Having gone through a multitude of shoes over the past 2 years, I happy to finally be settling in to a set that I like and am happy to keep going with.
I've always liked the idea of having 1 general purpose shoe that can do everything I ask of it, however over time as the types of run, distance and general variety increases, I've realised this just doesn't really exist. A shoe that excels at road running can be useless in mud, whilst a big luggy trail shoe can be hellish on a country lane over long distances.
So, with that in mind, here's the set I've settled on:
Trail Running Shoes
The Altra Lone Peak 4.5s are truly a thing of beauty and feel like they are made for my feet. As they are Altra they come with zero drop, a wide toe box and "just enough" cushioning, yet the Lone Peaks seem to have found this nice balance as they both have a low feeling stack height for stability, whilst also feeling comfortable underfoot.
My current pair have lasted 600km and I think will push through to 700km, with a new pair just itching to be worn in the cupboard.
The main downside to the shoe is that after a bit of usage they do feel very flat underfoot, and when taking them to marathon distance on predominantly roads & paths, the cushioning wasn't as forgiving as I was hoping. It's also not a particularly fast feeling shoe, adding to that flat feeling.
For me now I reserve the Lone Peak for all trail runs, opting for different shoes when doing more roads or longer distances. Leading me nicely to...
Road & Distance Running Shoes
After some especially painful long road runs in the Lone Peaks; I've recently switched to the Merrell Rubato's, a relatively new shoe that feels like a nice compromise.
It still has zero drop and a wide toe box, however comes with this thick, cushioned sole, a large stack height designed more for distance and comfort. The downside to this is a loss of stability on trails, but the upshot is the shoes vastly better for long distance runs.
For me this is now the ideal marathon+ length shoe for any runs on predominantly road or light trails. As the lugs are pretty shallow and the stack height is less stable, for more technical trails I'd still turn to the Lone Peaks.
Weekday Training Shoes
Oh how I wish every day could be a trail running adventure, or a long run in the countryside, however the reality of working life is that a lot of my mileage consists of training runs during the week around my local area, often on roads or local paths.
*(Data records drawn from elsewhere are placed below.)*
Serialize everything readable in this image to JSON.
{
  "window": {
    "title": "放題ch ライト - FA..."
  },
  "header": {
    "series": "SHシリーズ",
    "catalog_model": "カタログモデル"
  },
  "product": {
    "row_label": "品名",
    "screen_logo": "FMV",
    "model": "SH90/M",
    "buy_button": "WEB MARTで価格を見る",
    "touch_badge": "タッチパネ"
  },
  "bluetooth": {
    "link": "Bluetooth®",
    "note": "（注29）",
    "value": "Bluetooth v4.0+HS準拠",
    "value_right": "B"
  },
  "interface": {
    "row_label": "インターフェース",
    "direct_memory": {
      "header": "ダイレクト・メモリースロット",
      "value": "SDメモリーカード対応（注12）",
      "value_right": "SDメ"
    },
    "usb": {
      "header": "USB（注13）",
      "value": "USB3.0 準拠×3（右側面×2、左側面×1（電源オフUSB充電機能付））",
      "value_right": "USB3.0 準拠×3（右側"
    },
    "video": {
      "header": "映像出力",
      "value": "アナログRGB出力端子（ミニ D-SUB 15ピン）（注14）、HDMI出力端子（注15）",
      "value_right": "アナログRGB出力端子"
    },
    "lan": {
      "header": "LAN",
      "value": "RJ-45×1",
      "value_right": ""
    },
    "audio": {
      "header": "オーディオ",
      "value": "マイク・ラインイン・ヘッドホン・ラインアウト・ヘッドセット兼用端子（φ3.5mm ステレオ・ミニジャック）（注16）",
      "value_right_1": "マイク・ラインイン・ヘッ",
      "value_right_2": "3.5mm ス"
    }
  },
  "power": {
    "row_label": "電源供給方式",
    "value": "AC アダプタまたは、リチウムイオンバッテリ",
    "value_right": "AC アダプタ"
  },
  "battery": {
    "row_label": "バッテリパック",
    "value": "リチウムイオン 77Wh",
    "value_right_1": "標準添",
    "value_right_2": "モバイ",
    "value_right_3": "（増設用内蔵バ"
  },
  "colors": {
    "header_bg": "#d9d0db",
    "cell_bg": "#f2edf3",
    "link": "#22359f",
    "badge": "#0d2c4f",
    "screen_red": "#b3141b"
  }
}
I've turned to the Merrell Bare Access as my main weekday shoe as it's a barefoot style design (so still zero drop, wide toes box, minimal padding). This lack of padding helps keep my ankles and underfoot well exercised, so when I do go for longer distance in the Rubatos I get the added benefit of being use to less cushion underfoot.
It also means I've saving the other two, more expensive shoes, for areas they excel in, rather than slowly wearing them down around the village.